While the run turned out to be light this year, high spring flows helped make the run into the upper Rogue somewhat late.
As of Aug. 23, hatchery workers had collected 3,910 spring chinook. In addition to getting enough salmon for spawning needs and the food bank, hatchery workers recycled 656 spring chinook back into the Rogue at the Denman Wildlife Area to give anglers another shot at catching them in the season that ended Thursday.
Flies-only season for upper Rogue
Today marks the traditional change to flies-only fishing for summer steelhead in the upper Rogue River, setting in motion a series of rule changes meant to improve the catch-and-release survival of wild steelhead and curb accidental salmon catches along a 32-mile stretch of the upper Rogue.
Beginning today, fishing will be relegated to flies only from the Hatchery Hole along the Cole Rivers Hatchery dike to Fishers Ferry boat ramp just downstream from the old Gold Ray Dam site.
The rule allows traditional fly-fishing with up to three flies, as well as using spinning rods with bobbers or other floats, provided no other attachments such as swivels or weights are used.
Today is also the first day chinook salmon fishing is closed upstream of Fishers Ferry, but it remains open downstream of the boat ramp for the popular fall chinook season in the middle and lower Rogue reaches.
Four popular upland game-bird seasons are slated to open today for hunters in Western Oregon.

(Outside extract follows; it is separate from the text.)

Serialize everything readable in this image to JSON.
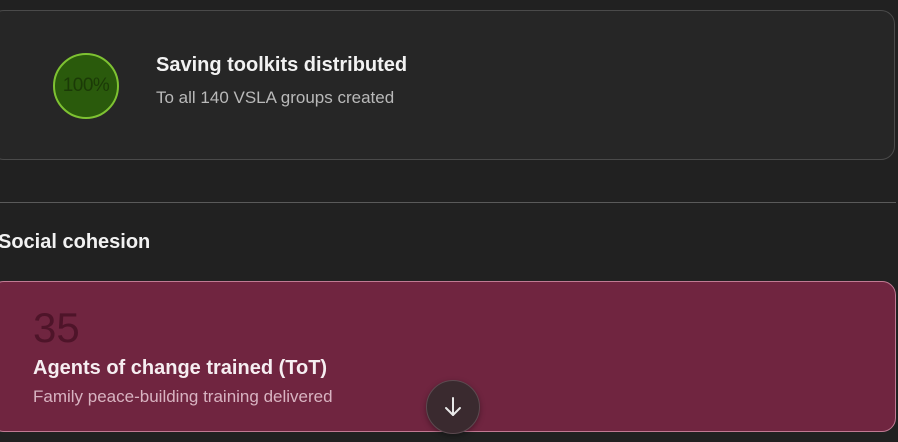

Blue and ruffed grouse hunting opens statewide, while California and mountain quail hunting opens today in Western Oregon.